(RECORDS SHOWN begins)
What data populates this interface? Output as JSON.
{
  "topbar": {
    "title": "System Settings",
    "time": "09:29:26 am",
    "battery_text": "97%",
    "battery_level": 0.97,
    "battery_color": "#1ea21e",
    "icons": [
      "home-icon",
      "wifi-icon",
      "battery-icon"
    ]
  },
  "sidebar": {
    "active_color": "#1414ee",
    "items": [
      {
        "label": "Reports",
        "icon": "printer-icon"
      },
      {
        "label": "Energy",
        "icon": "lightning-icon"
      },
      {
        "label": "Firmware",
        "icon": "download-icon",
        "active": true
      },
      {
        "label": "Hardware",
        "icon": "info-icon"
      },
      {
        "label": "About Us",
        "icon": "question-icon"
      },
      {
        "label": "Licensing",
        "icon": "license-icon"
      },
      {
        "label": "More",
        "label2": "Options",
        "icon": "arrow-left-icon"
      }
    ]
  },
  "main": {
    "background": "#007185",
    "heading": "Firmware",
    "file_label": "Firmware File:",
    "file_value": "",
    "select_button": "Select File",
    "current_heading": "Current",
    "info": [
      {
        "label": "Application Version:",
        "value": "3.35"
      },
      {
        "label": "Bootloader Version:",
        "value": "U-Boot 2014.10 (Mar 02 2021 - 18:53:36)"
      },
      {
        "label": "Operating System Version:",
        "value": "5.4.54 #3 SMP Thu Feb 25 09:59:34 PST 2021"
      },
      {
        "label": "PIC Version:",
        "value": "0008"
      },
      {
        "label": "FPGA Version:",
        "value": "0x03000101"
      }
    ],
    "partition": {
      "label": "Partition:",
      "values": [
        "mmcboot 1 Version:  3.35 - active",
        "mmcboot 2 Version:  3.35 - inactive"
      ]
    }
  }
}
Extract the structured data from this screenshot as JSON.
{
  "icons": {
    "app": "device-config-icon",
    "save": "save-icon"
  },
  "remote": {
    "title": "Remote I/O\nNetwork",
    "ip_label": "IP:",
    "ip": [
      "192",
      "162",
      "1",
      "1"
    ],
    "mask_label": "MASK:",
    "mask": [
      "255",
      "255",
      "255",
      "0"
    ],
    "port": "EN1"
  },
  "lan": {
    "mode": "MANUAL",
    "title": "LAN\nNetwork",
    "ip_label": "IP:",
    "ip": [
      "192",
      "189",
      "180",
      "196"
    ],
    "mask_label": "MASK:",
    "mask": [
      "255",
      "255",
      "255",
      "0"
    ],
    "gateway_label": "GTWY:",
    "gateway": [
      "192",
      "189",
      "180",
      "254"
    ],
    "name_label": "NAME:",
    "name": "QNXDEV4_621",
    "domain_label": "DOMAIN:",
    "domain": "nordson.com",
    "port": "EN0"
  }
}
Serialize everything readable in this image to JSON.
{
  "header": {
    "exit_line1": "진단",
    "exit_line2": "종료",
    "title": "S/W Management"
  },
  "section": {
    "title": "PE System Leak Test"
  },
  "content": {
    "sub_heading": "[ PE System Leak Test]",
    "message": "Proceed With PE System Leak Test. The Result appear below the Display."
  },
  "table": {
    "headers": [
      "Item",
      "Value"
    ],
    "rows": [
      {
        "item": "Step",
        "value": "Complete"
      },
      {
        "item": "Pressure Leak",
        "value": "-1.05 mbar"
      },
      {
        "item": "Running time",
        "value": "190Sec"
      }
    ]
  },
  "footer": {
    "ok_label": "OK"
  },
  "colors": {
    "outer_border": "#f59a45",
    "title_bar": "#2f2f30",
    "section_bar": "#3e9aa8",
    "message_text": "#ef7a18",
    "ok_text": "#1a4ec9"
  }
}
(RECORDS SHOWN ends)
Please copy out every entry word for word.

What data populates this interface? Output as JSON.
{
  "topbar": {
    "title": "System Settings",
    "time": "09:29:26 am",
    "battery_text": "97%",
    "battery_level": 0.97,
    "battery_color": "#1ea21e",
    "icons": [
      "home-icon",
      "wifi-icon",
      "battery-icon"
    ]
  },
  "sidebar": {
    "active_color": "#1414ee",
    "items": [
      {
        "label": "Reports",
        "icon": "printer-icon"
      },
      {
        "label": "Energy",
        "icon": "lightning-icon"
      },
      {
        "label": "Firmware",
        "icon": "download-icon",
        "active": true
      },
      {
        "label": "Hardware",
        "icon": "info-icon"
      },
      {
        "label": "About Us",
        "icon": "question-icon"
      },
      {
        "label": "Licensing",
        "icon": "license-icon"
      },
      {
        "label": "More",
        "label2": "Options",
        "icon": "arrow-left-icon"
      }
    ]
  },
  "main": {
    "background": "#007185",
    "heading": "Firmware",
    "file_label": "Firmware File:",
    "file_value": "",
    "select_button": "Select File",
    "current_heading": "Current",
    "info": [
      {
        "label": "Application Version:",
        "value": "3.35"
      },
      {
        "label": "Bootloader Version:",
        "value": "U-Boot 2014.10 (Mar 02 2021 - 18:53:36)"
      },
      {
        "label": "Operating System Version:",
        "value": "5.4.54 #3 SMP Thu Feb 25 09:59:34 PST 2021"
      },
      {
        "label": "PIC Version:",
        "value": "0008"
      },
      {
        "label": "FPGA Version:",
        "value": "0x03000101"
      }
    ],
    "partition": {
      "label": "Partition:",
      "values": [
        "mmcboot 1 Version:  3.35 - active",
        "mmcboot 2 Version:  3.35 - inactive"
      ]
    }
  }
}
Extract the structured data from this screenshot as JSON.
{
  "icons": {
    "app": "device-config-icon",
    "save": "save-icon"
  },
  "remote": {
    "title": "Remote I/O\nNetwork",
    "ip_label": "IP:",
    "ip": [
      "192",
      "162",
      "1",
      "1"
    ],
    "mask_label": "MASK:",
    "mask": [
      "255",
      "255",
      "255",
      "0"
    ],
    "port": "EN1"
  },
  "lan": {
    "mode": "MANUAL",
    "title": "LAN\nNetwork",
    "ip_label": "IP:",
    "ip": [
      "192",
      "189",
      "180",
      "196"
    ],
    "mask_label": "MASK:",
    "mask": [
      "255",
      "255",
      "255",
      "0"
    ],
    "gateway_label": "GTWY:",
    "gateway": [
      "192",
      "189",
      "180",
      "254"
    ],
    "name_label": "NAME:",
    "name": "QNXDEV4_621",
    "domain_label": "DOMAIN:",
    "domain": "nordson.com",
    "port": "EN0"
  }
}
Serialize everything readable in this image to JSON.
{
  "header": {
    "exit_line1": "진단",
    "exit_line2": "종료",
    "title": "S/W Management"
  },
  "section": {
    "title": "PE System Leak Test"
  },
  "content": {
    "sub_heading": "[ PE System Leak Test]",
    "message": "Proceed With PE System Leak Test. The Result appear below the Display."
  },
  "table": {
    "headers": [
      "Item",
      "Value"
    ],
    "rows": [
      {
        "item": "Step",
        "value": "Complete"
      },
      {
        "item": "Pressure Leak",
        "value": "-1.05 mbar"
      },
      {
        "item": "Running time",
        "value": "190Sec"
      }
    ]
  },
  "footer": {
    "ok_label": "OK"
  },
  "colors": {
    "outer_border": "#f59a45",
    "title_bar": "#2f2f30",
    "section_bar": "#3e9aa8",
    "message_text": "#ef7a18",
    "ok_text": "#1a4ec9"
  }
}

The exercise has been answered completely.